Despite repeated negative headlines exposing companies that experienced data breaches in recent years, most businesses continue to have the “it won’t happen to me” mindset. As a result, they put off purchasing cyber insurance, believing cyber criminals will target the much higher volumes of valuable data found in larger organizations. However, Symantec’s 2016 Internet Security Threat Report shows that phishing campaigns targeted small businesses 43% of the time.
Most companies, however, hesitate to purchase cyber coverage because they’re confused about the gaps and exclusions outlined in many policies, according to a study by Deloitte Center for Financial Services. No “standard” policy exists, and companies have a hard time knowing how big of a risk they face or how much coverage they really need. As a result, many companies are passing on buying cyber insurance.
Reassuring Potential Policyholders
Carriers have an opportunity to attract businesses that are on the fence about purchasing coverage by addressing the perceived ambiguities and educating organizations on why, no matter how big or small, they need to protect themselves from cyber risks.

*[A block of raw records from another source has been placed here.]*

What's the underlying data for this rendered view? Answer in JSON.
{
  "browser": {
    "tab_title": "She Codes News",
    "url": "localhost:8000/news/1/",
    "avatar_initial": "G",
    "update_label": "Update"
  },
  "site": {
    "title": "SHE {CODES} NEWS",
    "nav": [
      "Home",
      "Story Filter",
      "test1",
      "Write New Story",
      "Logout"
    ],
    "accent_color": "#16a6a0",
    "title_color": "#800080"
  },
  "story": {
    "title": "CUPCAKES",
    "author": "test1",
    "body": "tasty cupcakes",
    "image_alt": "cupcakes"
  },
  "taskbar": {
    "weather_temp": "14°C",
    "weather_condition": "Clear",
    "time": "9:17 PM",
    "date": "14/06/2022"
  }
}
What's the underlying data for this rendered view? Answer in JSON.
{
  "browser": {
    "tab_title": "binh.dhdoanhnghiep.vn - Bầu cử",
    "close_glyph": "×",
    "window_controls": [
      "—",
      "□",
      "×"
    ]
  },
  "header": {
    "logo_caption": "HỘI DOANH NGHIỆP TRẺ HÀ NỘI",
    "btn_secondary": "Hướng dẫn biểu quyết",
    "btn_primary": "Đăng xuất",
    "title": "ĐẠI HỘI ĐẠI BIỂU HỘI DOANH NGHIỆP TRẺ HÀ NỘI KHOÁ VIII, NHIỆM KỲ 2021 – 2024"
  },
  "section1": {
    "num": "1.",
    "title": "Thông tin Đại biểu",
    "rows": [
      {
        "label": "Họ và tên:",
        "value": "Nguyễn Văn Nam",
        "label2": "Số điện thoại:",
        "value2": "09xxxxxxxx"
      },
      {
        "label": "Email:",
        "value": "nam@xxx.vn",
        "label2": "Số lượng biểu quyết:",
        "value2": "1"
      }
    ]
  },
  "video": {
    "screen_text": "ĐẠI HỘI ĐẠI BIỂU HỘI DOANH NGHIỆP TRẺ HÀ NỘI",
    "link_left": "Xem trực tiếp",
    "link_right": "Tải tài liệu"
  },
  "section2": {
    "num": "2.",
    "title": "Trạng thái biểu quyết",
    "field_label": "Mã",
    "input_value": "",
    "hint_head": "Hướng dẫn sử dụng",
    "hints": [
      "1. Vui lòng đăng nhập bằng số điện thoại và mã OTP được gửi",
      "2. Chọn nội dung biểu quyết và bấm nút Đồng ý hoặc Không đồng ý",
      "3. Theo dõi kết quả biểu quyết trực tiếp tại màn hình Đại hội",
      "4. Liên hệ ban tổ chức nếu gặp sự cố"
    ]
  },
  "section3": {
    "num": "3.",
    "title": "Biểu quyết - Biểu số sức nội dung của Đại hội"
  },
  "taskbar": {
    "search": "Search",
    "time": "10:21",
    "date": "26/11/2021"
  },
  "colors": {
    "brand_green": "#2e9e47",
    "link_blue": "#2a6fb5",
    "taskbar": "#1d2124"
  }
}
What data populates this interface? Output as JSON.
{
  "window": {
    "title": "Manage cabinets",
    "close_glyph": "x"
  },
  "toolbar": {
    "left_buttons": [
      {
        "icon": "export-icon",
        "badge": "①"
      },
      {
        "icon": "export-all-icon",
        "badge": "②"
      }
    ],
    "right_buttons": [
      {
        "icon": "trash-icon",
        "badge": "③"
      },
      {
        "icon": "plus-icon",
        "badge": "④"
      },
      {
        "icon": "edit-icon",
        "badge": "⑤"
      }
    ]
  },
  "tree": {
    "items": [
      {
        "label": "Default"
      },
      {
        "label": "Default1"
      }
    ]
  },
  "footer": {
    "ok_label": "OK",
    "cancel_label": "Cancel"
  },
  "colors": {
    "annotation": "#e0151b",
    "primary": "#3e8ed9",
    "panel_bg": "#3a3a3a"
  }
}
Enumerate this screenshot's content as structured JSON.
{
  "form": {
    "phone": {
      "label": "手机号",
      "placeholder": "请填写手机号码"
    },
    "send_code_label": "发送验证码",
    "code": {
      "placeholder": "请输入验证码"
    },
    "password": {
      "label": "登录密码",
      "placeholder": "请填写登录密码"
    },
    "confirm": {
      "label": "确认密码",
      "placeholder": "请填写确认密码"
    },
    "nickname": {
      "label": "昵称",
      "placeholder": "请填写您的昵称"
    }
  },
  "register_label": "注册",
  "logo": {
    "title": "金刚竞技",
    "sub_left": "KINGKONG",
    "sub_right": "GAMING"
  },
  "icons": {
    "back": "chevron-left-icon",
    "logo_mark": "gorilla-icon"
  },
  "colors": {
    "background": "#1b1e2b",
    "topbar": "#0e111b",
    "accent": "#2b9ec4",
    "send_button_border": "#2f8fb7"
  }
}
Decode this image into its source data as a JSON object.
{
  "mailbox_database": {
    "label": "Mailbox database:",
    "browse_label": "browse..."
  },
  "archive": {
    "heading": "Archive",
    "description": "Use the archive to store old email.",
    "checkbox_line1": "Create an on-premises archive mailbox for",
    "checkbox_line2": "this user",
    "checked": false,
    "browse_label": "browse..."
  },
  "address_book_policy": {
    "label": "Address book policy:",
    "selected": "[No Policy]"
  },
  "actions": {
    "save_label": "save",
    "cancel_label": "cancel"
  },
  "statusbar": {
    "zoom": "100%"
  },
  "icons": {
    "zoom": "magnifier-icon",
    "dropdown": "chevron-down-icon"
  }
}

Granted, most businesses do not go “shopping” for cyber or data compromise coverage apart from their standard business, liability and workers compensation insurance. However, carriers and agents are ignoring the all-important add-on sale if they’re not discussing cyber coverage with their clients.
The importance of educating clients on the risks and assuring them of the type and amount of coverage they need is key to earning their confidence. It starts with content that addresses their pain points and helps them understand why the need is real, including topics like:
Cyber Security Training
The number one factor that leads to cyber crime is human error. If companies want to protect data, the best thing they can do is provide training for their employees to minimize the risk.
Developing sample standard operating procedure (SOP) templates for businesses as it pertains to computer security can arm employees with the tools and information they need to proactively combat cyber crime. The National Cyber Security Alliance has many resources available to help develop SOPs around particularly vulnerable areas including:
- Passwords creation and maintenance
- System backup procedures
- Downloading programs
- Email best practices
- Mobile device best practices
- Account security and protection
- Website security beyond “payment” procedures
- Cyber Security Response Plan
Many companies aren’t sure what steps to take if a breach occurs. Do they call the police? Homeland Security? Their webmaster? A company needs to have a response plan in place to move as quickly as possible. Failure to do so can lead to financial devastation, even bankruptcy. In fact, a 2016 study from IBM found the average data breach will cost a company $4 million—a staggering loss from which many businesses will not recover.
Develop content that offers step-by-step guidance on what a business needs to do if they suspect cyber fraud. There are many stages to a proper response plan—from detection and analysis to notification and recovery—and each needs an outline of the steps that need to occur, including getting Homeland Security involved for breaches of larger magnitude.
For businesses that have purchased cyber security coverage, the insurer can provide access to technical support, consultants, legal referrals and other digital security services to aid in recovering and restoring data and, of course, help minimize the financial impact for covered losses.
Most insurance companies rely on a third party vendor, or reinsurer, to provide recovery services for their policyholders. These vendors have experts on cyber threats and the processes and procedures necessary for addressing breaches. Because it’s “what they do,” they often have a library of current and relevant resources. Co-branding with their existing materials can save time and money, and ensure that the content you offer is in accordance with the coverage you’re providing.
Cyber insurance won’t protect a business from cybercrime, only from the potential financial impact. A business needs to implement sound practices to secure its data, and its carrier can play an important role in educating them to do so.
For more tips on providing relevant content and building an inbound strategy for B2B insurance and financial services, check out the guide below.